2nd Lt Joanna Yorke Dyer, who was a member of the Intelligence Corps, was killed in Basra in the early hours of April 5 2007, when the armoured vehicle in which she was travelling was destroyed by an improvised explosive device.
2nd Lt Dyer, who had trained with Prince William at Sandhurst Royal Military Academy, and three other soldiers were killed instantly, and the bomb left a 3ft crater in the road. The 24-year-old Oxford graduate, who was single and from Yeovil, had been in Iraq for just a few weeks.
Ft Lt Sarah-Jayne Mulvihill, 32, who was married and from Canterbury, Kent, was one of five Service personnel killed when a Royal Navy Lynx helicopter was hit by a missile fired by insurgents in Basra in May 2006.
The attack was one of the largest losses of life in a single incident in the entire war and was the first time a British helicopter had been shot down. An investigation later found that the missile which struck the aircraft originated from Iran.
Kingsman Alex Green, 21, from Warrington, Lancashire, was shot dead by an Iraqi gunman – dubbed the Basra sniper – in January 2007. Kingsman Green was serving with Chindit Company, based at the Old State Building, in the centre of Basra, at the time of his death.
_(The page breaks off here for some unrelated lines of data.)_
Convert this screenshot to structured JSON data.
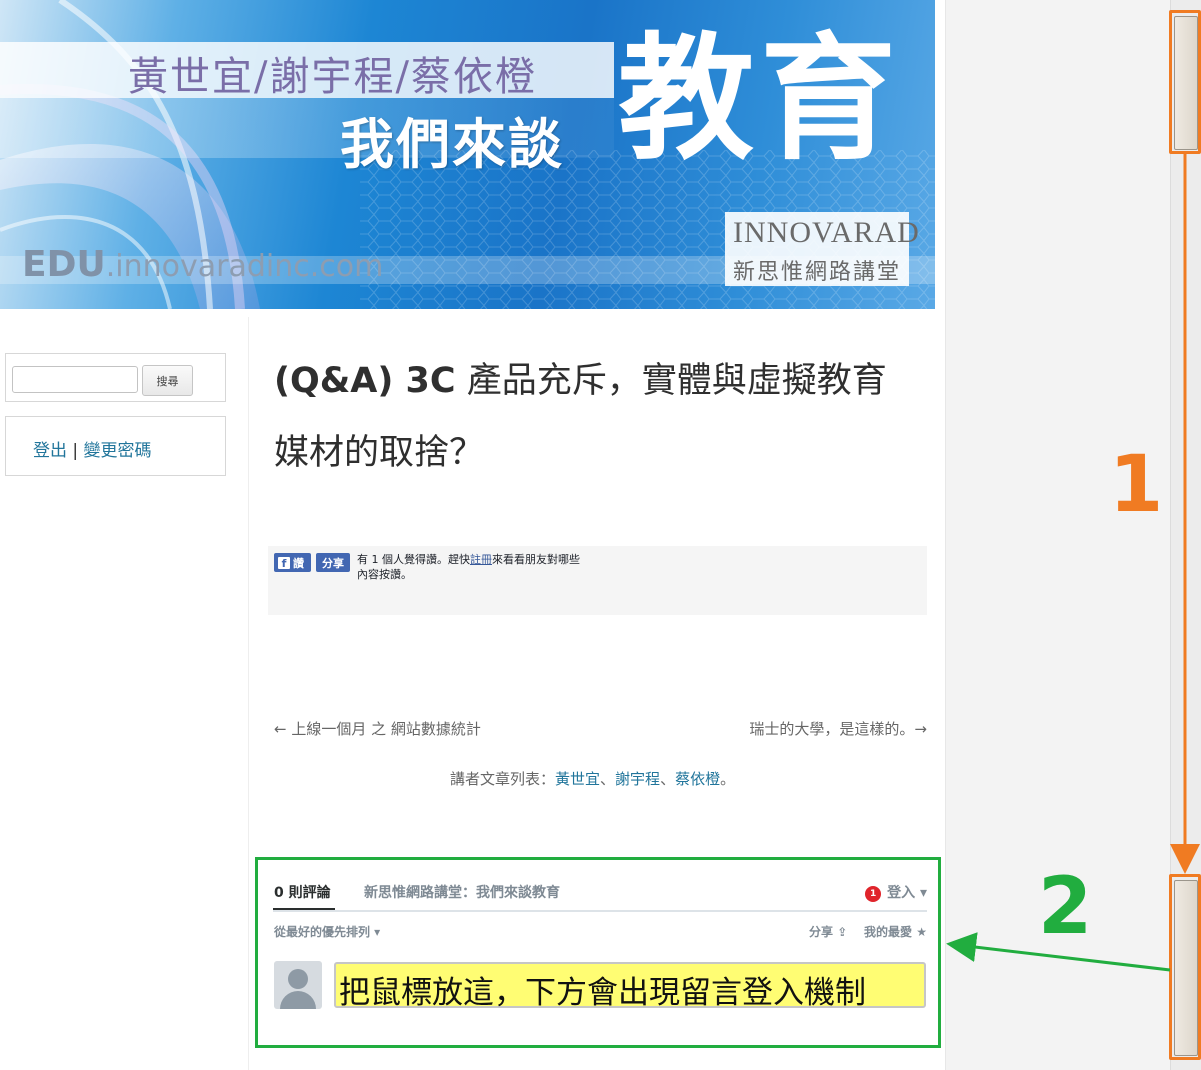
{
  "banner": {
    "names": "黃世宜/謝宇程/蔡依橙",
    "subtitle": "我們來談",
    "big_title": "教育",
    "url_prefix": "EDU",
    "url_rest": ".innovaradinc.com",
    "logo_top": "INNOVARAD",
    "logo_bottom": "新思惟網路講堂"
  },
  "sidebar": {
    "search_placeholder": "",
    "search_button": "搜尋",
    "logout_link": "登出",
    "separator": "|",
    "change_password_link": "變更密碼"
  },
  "post": {
    "title_en": "(Q&A) 3C",
    "title_zh": " 產品充斥，實體與虛擬教育媒材的取捨？"
  },
  "facebook": {
    "like_label": "讚",
    "share_label": "分享",
    "text_before": "有 1 個人覺得讚。趕快",
    "text_link": "註冊",
    "text_after": "來看看朋友對哪些內容按讚。"
  },
  "post_nav": {
    "prev": "← 上線一個月 之 網站數據統計",
    "next": "瑞士的大學，是這樣的。→"
  },
  "authors": {
    "prefix": "講者文章列表：",
    "author1": "黃世宜",
    "sep1": "、",
    "author2": "謝宇程",
    "sep2": "、",
    "author3": "蔡依橙",
    "suffix": "。"
  },
  "disqus": {
    "comment_count": "0 則評論",
    "forum_name": "新思惟網路講堂：我們來談教育",
    "badge_count": "1",
    "login_label": "登入 ▾",
    "sort_label": "從最好的優先排列 ▾",
    "share_label": "分享",
    "favorite_label": "我的最愛",
    "input_text": "把鼠標放這，下方會出現留言登入機制"
  },
  "annotations": {
    "label_1": "1",
    "label_2": "2",
    "orange": "#f07b22",
    "green": "#21ad3f"
  },
  "colors": {
    "link": "#21759b",
    "facebook_blue": "#4267b2",
    "highlight": "#fffd73"
  }
}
He was part of a patrol that had earlier been escorting a convoy out of the city when he was ambushed. Although he was not killed outright, he died of his injuries later the same day. He was one of several British soldiers killed by
the Basra sniper.
Cpl John Rigby, who was a member of the 4th Battalion The Rifles, was killed in a roadside bomb attack in June 2007. The 24-year-old soldier, from Rye in East Sussex, died with his twin brother –who was also a soldier in the same regiment – by his side at the British field hospital in Basra.
His commanding officer, Lt Col Patrick Sanders, paid the following tribute to him: "He was a warrior – tough and fierce, swift and bold. And he was an astonishingly dedicated and charismatic leader. Like all the best soldiers, he inspired love, devotion and fierce loyalty in his men. They idolised him and would follow him anywhere."